“God has put the timeless into their hearts” (Eccl 3:11).
Today’s first reading is the powerful poetry of Ecclesiastes 3: “There is a time for every thing under heaven,” which became the folk song, “Turn, Turn, Turn,” composed and first performed by Pete Seeger in the late 1950s. The song became the anthem for a whole generation of social activists longing for a new world salvaged from the violence and injustice of an older world seemingly trapped in patterns of endless conflict and repression.
The ancient author of Ecclesiastes was also observing the wisdom of the ages – that human life moves through seasons as inevitable as nature itself, from weeping to laughter, killing to healing, grieving to dancing, birth to death. Every generation is caught up in the sweep of these broad patterns. Wisdom lies in seeing beyond this world to the timeless longing God has placed in every human heart.
The Gospel’s universal appeal lies in its capacity to hold both the experience of life’s real hardships and losses and the irrepressible dream of something better, more complete and fulfilling. If this is all there is, life is only pathos and tragedy. The death and resurrection of Jesus is the ultimate pattern that underlies all the seasons of human experience. And it promises an ultimate triumph of love over hate, life over death.

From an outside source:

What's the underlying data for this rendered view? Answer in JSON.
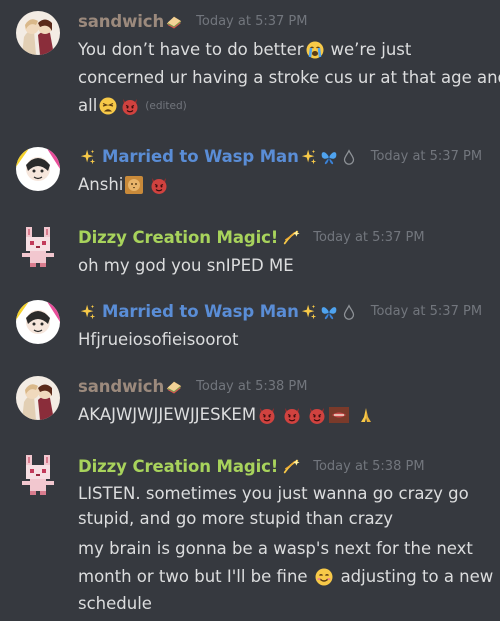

It is easy to dismiss this faith as only a dream, and many hard realists in the 1960s saw those advocating peace and love as flower children and hopeless idealists. But, the music of that era, including Seeger’s many songs for justice, have survived their critics and continue to inspire people to work for a better world. Wisdom has children, and their voices will never cease singing.